In order to build out a wizard to select and deselect different equipment and update data dynamically we used MobX which is an alternative to Redux for my object-oriented programming lovers. I come from an object-oriented background working in Java as my first programming language. Redux is still a bit of learning curve for me since I’m not use to functional programming…yet.
Using MobX here was also a little difficult for me but I got a lot of help from my OG mentor John Rae. I may have lead this project but he took it to the finish line by wrapping entire application in Cordova(PhoneGap) to be downloaded on the iPad App Store that was later used in a trade show for the client. I am looking forward to working on my next Reactjs projects and learning from this one.
Competitor Board founded by Heman Patel is a dashboard for Marketers to pull in their competitor’s social media posts from Twitter, Facebook, Instagram, LinkedIn and more. The product has a come a long way from only including a few social platforms to including up to Youtube and other RSS Blog feeds. I was able to jump on this project with my former mentor Ben as he built the foundation then gave it to me to style the front-end, work on adding more platforms to pull data from, and optimize the dashboard for faster load times. In this project I worked a lot with the HTTParty gem, Twitter API, and Facebook API.
Ubuntoo was my first project working with Daniel McBrayer. He’s quite the human book of knowledge when it comes to development. Also an advocate for reading documentation but honestly everyone in this field should be. Ubuntoo is a global marketplace for environmental and social solutions that connects big corporations and institutions. They have not launched yet but you can only sign up if you’re a company making a huge social impact. In this project I was introduced to AJAX Rails which I found to be very useful in my projects following this one. This was also a great project on how to implement searching with querying. It’s actually quite simple and not as complicated as one might assume. The level of difficulty can increase depending on what queries are required of course. Up until this project there was a lot front-end stuff I was doing that I wasn’t doing quite right or could have been more efficient at. Daniel brought it to my attention that helped me better organize and make use of Bootstrap.
Overall I’ve worked on more than 12 projects.
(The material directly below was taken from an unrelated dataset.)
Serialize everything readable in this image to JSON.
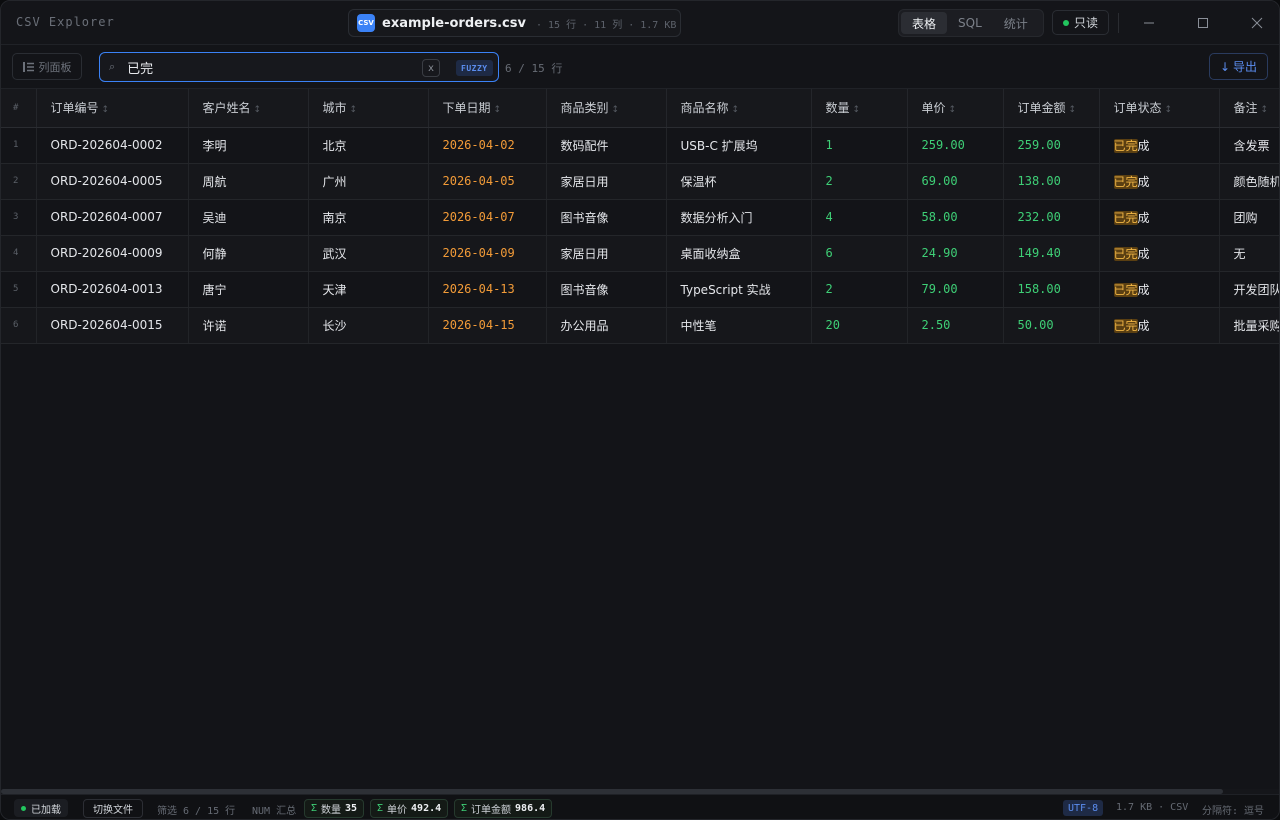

This is the joy of working for an agency that builds products for individuals and businesses. You get hands on learning on not just one big project but multiple ones that can be a pet project or a full fledged SaaS product. I’ve thoroughly enjoyed every moment and will continue to do so. Can’t thank Morgan J. Lopes and Josh Wood enough for creating opportunities for novice developers and designers to get their start in the world by giving them the confidence to pursue their true potential.
Thank you again to my project mentors who take time to teach not only me but other mentees in their lives.
I’m happy to answer any questions anyone might have about my project experience at Polar Notion. You can also follow me on twitter: @adriannavaldivi 💁
Thanks for reading!